DATA:

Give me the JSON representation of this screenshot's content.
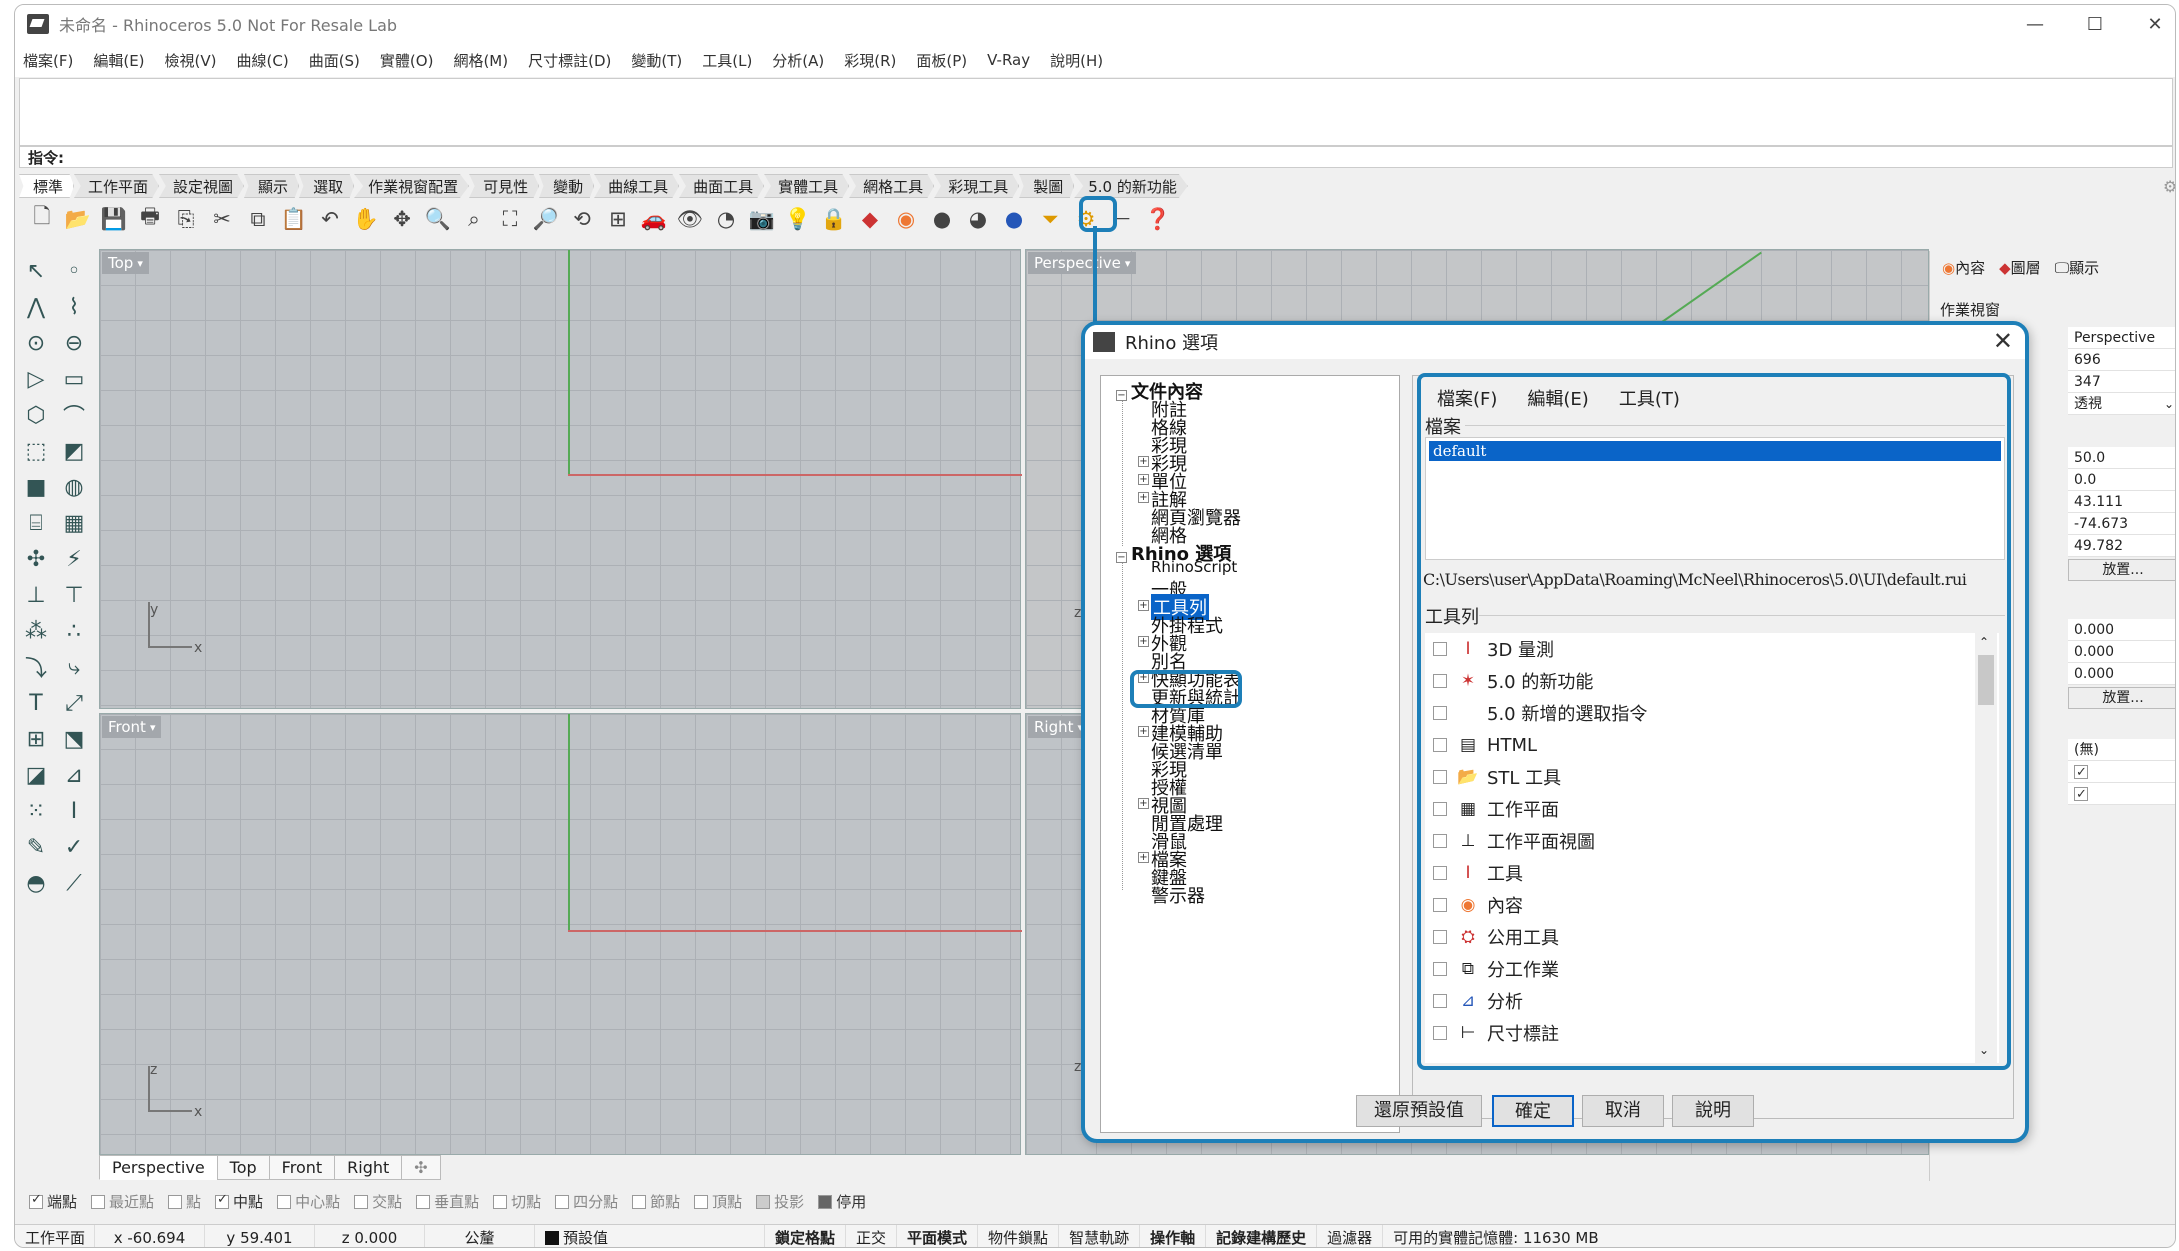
{
  "app": {
    "title": "未命名 - Rhinoceros 5.0 Not For Resale Lab"
  },
  "menu": [
    "檔案(F)",
    "編輯(E)",
    "檢視(V)",
    "曲線(C)",
    "曲面(S)",
    "實體(O)",
    "網格(M)",
    "尺寸標註(D)",
    "變動(T)",
    "工具(L)",
    "分析(A)",
    "彩現(R)",
    "面板(P)",
    "V-Ray",
    "說明(H)"
  ],
  "command": {
    "prompt": "指令:"
  },
  "tabs": [
    "標準",
    "工作平面",
    "設定視圖",
    "顯示",
    "選取",
    "作業視窗配置",
    "可見性",
    "變動",
    "曲線工具",
    "曲面工具",
    "實體工具",
    "網格工具",
    "彩現工具",
    "製圖",
    "5.0 的新功能"
  ],
  "toolbar_icons": [
    "new-icon",
    "open-icon",
    "save-icon",
    "print-icon",
    "export-icon",
    "cut-icon",
    "copy-icon",
    "paste-icon",
    "undo-icon",
    "pan-icon",
    "move-icon",
    "zoom-icon",
    "zoom-window-icon",
    "zoom-extents-icon",
    "zoom-selected-icon",
    "rotate-view-icon",
    "viewport-layout-icon",
    "car-icon",
    "hide-icon",
    "show-icon",
    "snapshot-icon",
    "light-icon",
    "lock-icon",
    "layer-icon",
    "color-wheel-icon",
    "sphere-icon",
    "render-icon",
    "blue-sphere-icon",
    "filter-icon",
    "gear-icon",
    "dimension-icon",
    "help-icon"
  ],
  "viewports": {
    "top": "Top",
    "perspective": "Perspective",
    "front": "Front",
    "right": "Right"
  },
  "axes": {
    "x": "x",
    "y": "y",
    "z": "z"
  },
  "viewport_tabs": [
    "Perspective",
    "Top",
    "Front",
    "Right"
  ],
  "osnap": [
    {
      "label": "端點",
      "on": true
    },
    {
      "label": "最近點",
      "on": false
    },
    {
      "label": "點",
      "on": false
    },
    {
      "label": "中點",
      "on": true
    },
    {
      "label": "中心點",
      "on": false
    },
    {
      "label": "交點",
      "on": false
    },
    {
      "label": "垂直點",
      "on": false
    },
    {
      "label": "切點",
      "on": false
    },
    {
      "label": "四分點",
      "on": false
    },
    {
      "label": "節點",
      "on": false
    },
    {
      "label": "頂點",
      "on": false
    },
    {
      "label": "投影",
      "on": false
    },
    {
      "label": "停用",
      "on": true
    }
  ],
  "status": {
    "plane": "工作平面",
    "x": "x -60.694",
    "y": "y 59.401",
    "z": "z 0.000",
    "unit": "公釐",
    "layer": "預設值",
    "grid": "鎖定格點",
    "ortho": "正交",
    "planar": "平面模式",
    "osnap": "物件鎖點",
    "smarttrack": "智慧軌跡",
    "gumball": "操作軸",
    "history": "記錄建構歷史",
    "filter": "過濾器",
    "memory": "可用的實體記憶體: 11630 MB"
  },
  "props": {
    "tabs": [
      "內容",
      "圖層",
      "顯示"
    ],
    "section": "作業視窗",
    "values": [
      "Perspective",
      "696",
      "347",
      "透視",
      "50.0",
      "0.0",
      "43.111",
      "-74.673",
      "49.782"
    ],
    "place_btn": "放置...",
    "values2": [
      "0.000",
      "0.000",
      "0.000"
    ],
    "none": "(無)"
  },
  "dialog": {
    "title": "Rhino 選項",
    "tree": {
      "doc_root": "文件內容",
      "doc_items": [
        "附註",
        "格線",
        "彩現",
        "彩現",
        "單位",
        "註解",
        "網頁瀏覽器",
        "網格"
      ],
      "opt_root": "Rhino 選項",
      "opt_items": [
        "RhinoScript",
        "一般",
        "工具列",
        "外掛程式",
        "外觀",
        "別名",
        "快顯功能表",
        "更新與統計",
        "材質庫",
        "建模輔助",
        "候選清單",
        "彩現",
        "授權",
        "視圖",
        "閒置處理",
        "滑鼠",
        "檔案",
        "鍵盤",
        "警示器"
      ]
    },
    "menu": [
      "檔案(F)",
      "編輯(E)",
      "工具(T)"
    ],
    "files_label": "檔案",
    "file_selected": "default",
    "path": "C:\\Users\\user\\AppData\\Roaming\\McNeel\\Rhinoceros\\5.0\\UI\\default.rui",
    "toolbars_label": "工具列",
    "toolbars": [
      {
        "label": "3D 量測",
        "icon": "measure-icon"
      },
      {
        "label": "5.0 的新功能",
        "icon": "new-features-icon"
      },
      {
        "label": "5.0 新增的選取指令",
        "icon": ""
      },
      {
        "label": "HTML",
        "icon": "html-icon"
      },
      {
        "label": "STL 工具",
        "icon": "folder-icon"
      },
      {
        "label": "工作平面",
        "icon": "cplane-icon"
      },
      {
        "label": "工作平面視圖",
        "icon": "cplane-view-icon"
      },
      {
        "label": "工具",
        "icon": "tools-icon"
      },
      {
        "label": "內容",
        "icon": "properties-icon"
      },
      {
        "label": "公用工具",
        "icon": "utility-icon"
      },
      {
        "label": "分工作業",
        "icon": "worksession-icon"
      },
      {
        "label": "分析",
        "icon": "analyze-icon"
      },
      {
        "label": "尺寸標註",
        "icon": "dimension-icon"
      }
    ],
    "buttons": {
      "restore": "還原預設值",
      "ok": "確定",
      "cancel": "取消",
      "help": "說明"
    }
  }
}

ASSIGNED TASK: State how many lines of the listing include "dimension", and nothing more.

ANSWER FOR THIS EXERCISE: 2